╭──

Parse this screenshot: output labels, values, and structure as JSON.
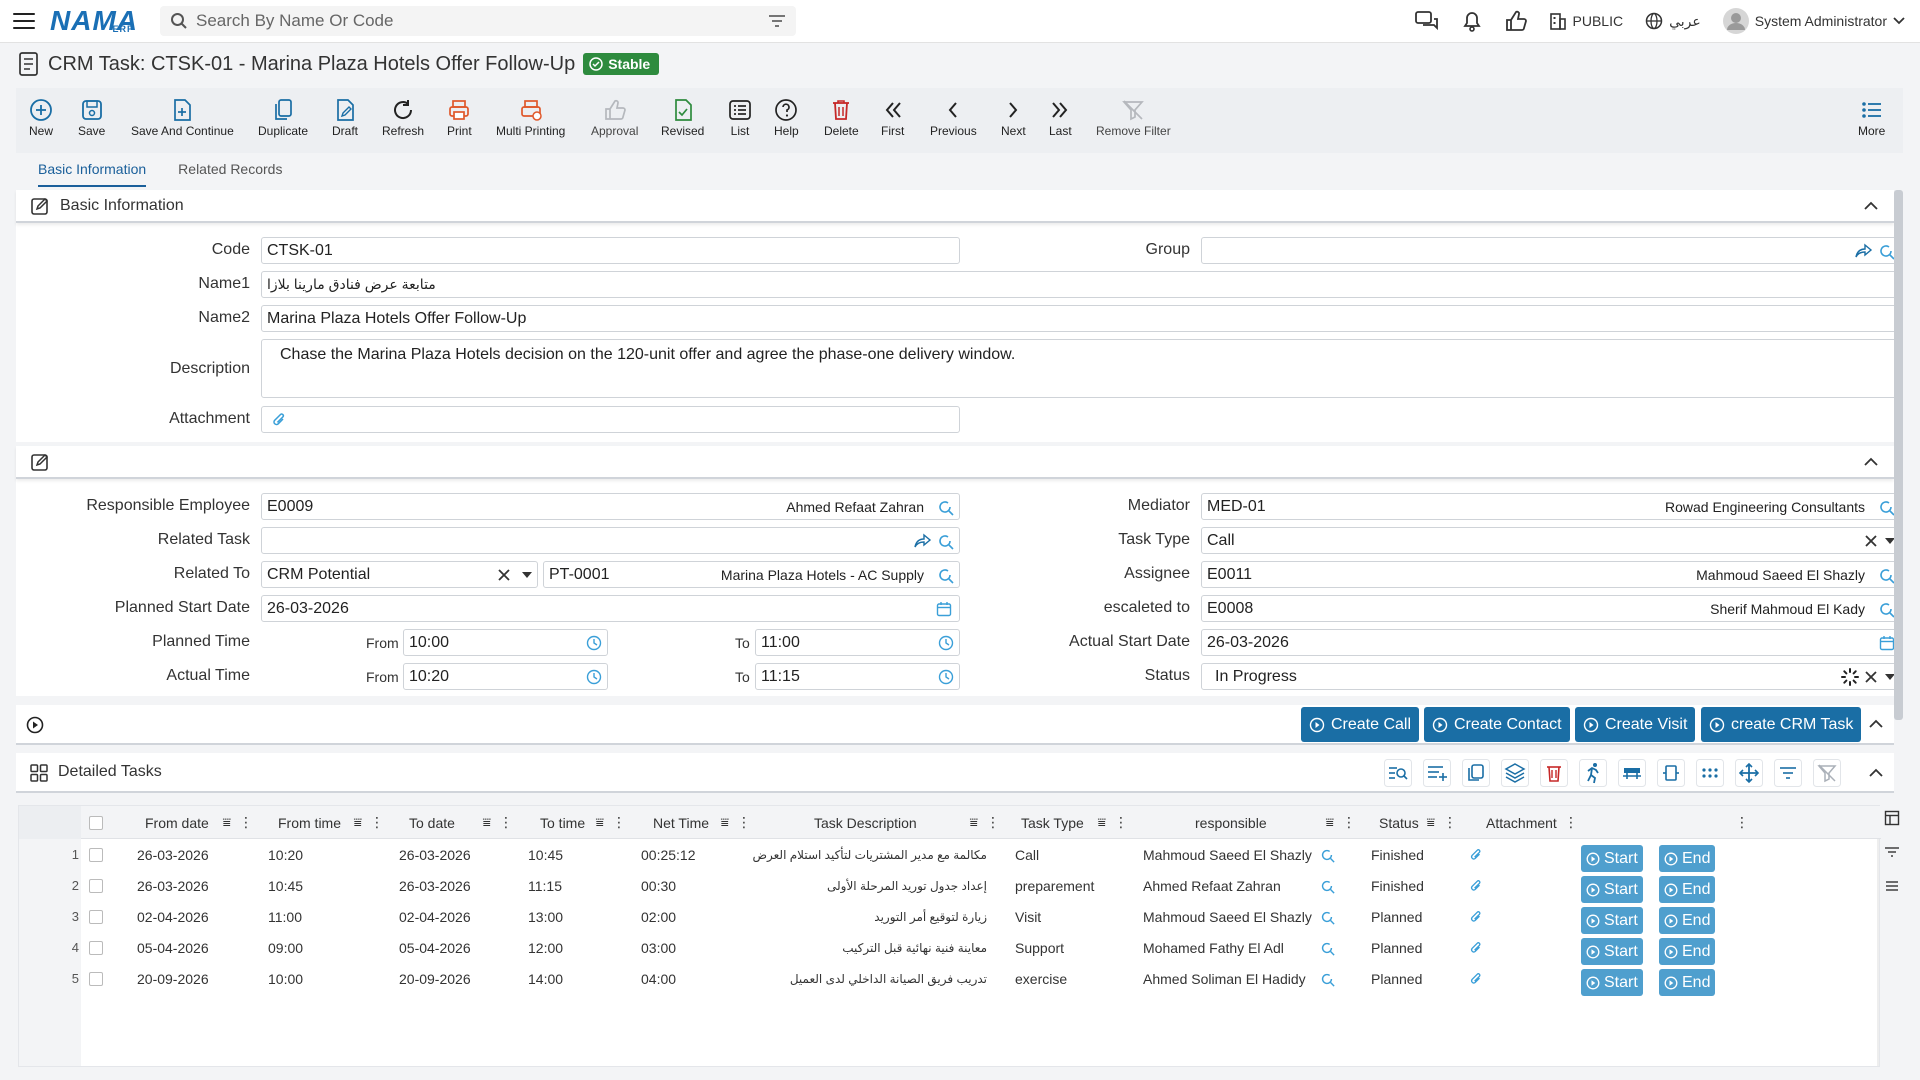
{
  "topbar": {
    "search_placeholder": "Search By Name Or Code",
    "public_label": "PUBLIC",
    "language_label": "عربي",
    "user_name": "System Administrator"
  },
  "logo": {
    "text": "NAMA",
    "sub": "ERP"
  },
  "page": {
    "title": "CRM Task: CTSK-01 - Marina Plaza Hotels Offer Follow-Up",
    "status_badge": "Stable"
  },
  "toolbar": {
    "new": "New",
    "save": "Save",
    "save_continue": "Save And Continue",
    "duplicate": "Duplicate",
    "draft": "Draft",
    "refresh": "Refresh",
    "print": "Print",
    "multi_printing": "Multi Printing",
    "approval": "Approval",
    "revised": "Revised",
    "list": "List",
    "help": "Help",
    "delete": "Delete",
    "first": "First",
    "previous": "Previous",
    "next": "Next",
    "last": "Last",
    "remove_filter": "Remove Filter",
    "more": "More"
  },
  "tabs": {
    "basic": "Basic Information",
    "related": "Related Records"
  },
  "basic_section": {
    "title": "Basic Information",
    "code_label": "Code",
    "code_value": "CTSK-01",
    "group_label": "Group",
    "group_value": "",
    "name1_label": "Name1",
    "name1_value": "متابعة عرض فنادق مارينا بلازا",
    "name2_label": "Name2",
    "name2_value": "Marina Plaza Hotels Offer Follow-Up",
    "description_label": "Description",
    "description_value": "Chase the Marina Plaza Hotels decision on the 120-unit offer and agree the phase-one delivery window.",
    "attachment_label": "Attachment"
  },
  "detail_section": {
    "responsible_label": "Responsible Employee",
    "responsible_code": "E0009",
    "responsible_name": "Ahmed Refaat Zahran",
    "related_task_label": "Related Task",
    "related_task_value": "",
    "related_to_label": "Related To",
    "related_to_value": "CRM Potential",
    "related_to_code": "PT-0001",
    "related_to_name": "Marina Plaza Hotels - AC Supply",
    "planned_start_label": "Planned Start Date",
    "planned_start_value": "26-03-2026",
    "planned_time_label": "Planned Time",
    "from_label": "From",
    "to_label": "To",
    "planned_from": "10:00",
    "planned_to": "11:00",
    "actual_time_label": "Actual Time",
    "actual_from": "10:20",
    "actual_to": "11:15",
    "mediator_label": "Mediator",
    "mediator_code": "MED-01",
    "mediator_name": "Rowad Engineering Consultants",
    "task_type_label": "Task Type",
    "task_type_value": "Call",
    "assignee_label": "Assignee",
    "assignee_code": "E0011",
    "assignee_name": "Mahmoud Saeed El Shazly",
    "escalated_label": "escaleted to",
    "escalated_code": "E0008",
    "escalated_name": "Sherif Mahmoud El Kady",
    "actual_start_label": "Actual Start Date",
    "actual_start_value": "26-03-2026",
    "status_label": "Status",
    "status_value": "In Progress"
  },
  "actions": {
    "create_call": "Create Call",
    "create_contact": "Create Contact",
    "create_visit": "Create Visit",
    "create_task": "create CRM Task"
  },
  "detailed_tasks": {
    "title": "Detailed Tasks",
    "columns": {
      "from_date": "From date",
      "from_time": "From time",
      "to_date": "To date",
      "to_time": "To time",
      "net_time": "Net Time",
      "desc": "Task Description",
      "type": "Task Type",
      "resp": "responsible",
      "status": "Status",
      "attach": "Attachment"
    },
    "start_label": "Start",
    "end_label": "End",
    "rows": [
      {
        "num": "1",
        "from_date": "26-03-2026",
        "from_time": "10:20",
        "to_date": "26-03-2026",
        "to_time": "10:45",
        "net": "00:25:12",
        "desc": "مكالمة مع مدير المشتريات لتأكيد استلام العرض",
        "type": "Call",
        "resp": "Mahmoud Saeed El Shazly",
        "status": "Finished"
      },
      {
        "num": "2",
        "from_date": "26-03-2026",
        "from_time": "10:45",
        "to_date": "26-03-2026",
        "to_time": "11:15",
        "net": "00:30",
        "desc": "إعداد جدول توريد المرحلة الأولى",
        "type": "preparement",
        "resp": "Ahmed Refaat Zahran",
        "status": "Finished"
      },
      {
        "num": "3",
        "from_date": "02-04-2026",
        "from_time": "11:00",
        "to_date": "02-04-2026",
        "to_time": "13:00",
        "net": "02:00",
        "desc": "زيارة لتوقيع أمر التوريد",
        "type": "Visit",
        "resp": "Mahmoud Saeed El Shazly",
        "status": "Planned"
      },
      {
        "num": "4",
        "from_date": "05-04-2026",
        "from_time": "09:00",
        "to_date": "05-04-2026",
        "to_time": "12:00",
        "net": "03:00",
        "desc": "معاينة فنية نهائية قبل التركيب",
        "type": "Support",
        "resp": "Mohamed Fathy El Adl",
        "status": "Planned"
      },
      {
        "num": "5",
        "from_date": "20-09-2026",
        "from_time": "10:00",
        "to_date": "20-09-2026",
        "to_time": "14:00",
        "net": "04:00",
        "desc": "تدريب فريق الصيانة الداخلي لدى العميل",
        "type": "exercise",
        "resp": "Ahmed Soliman El Hadidy",
        "status": "Planned"
      }
    ]
  },
  "colors": {
    "primary": "#1a6ea5",
    "stable": "#2e8b3e",
    "rowbtn": "#4f9fce"
  }
}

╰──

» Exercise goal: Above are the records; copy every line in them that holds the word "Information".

» Answer to this task:
    "basic": "Basic Information",
    "title": "Basic Information",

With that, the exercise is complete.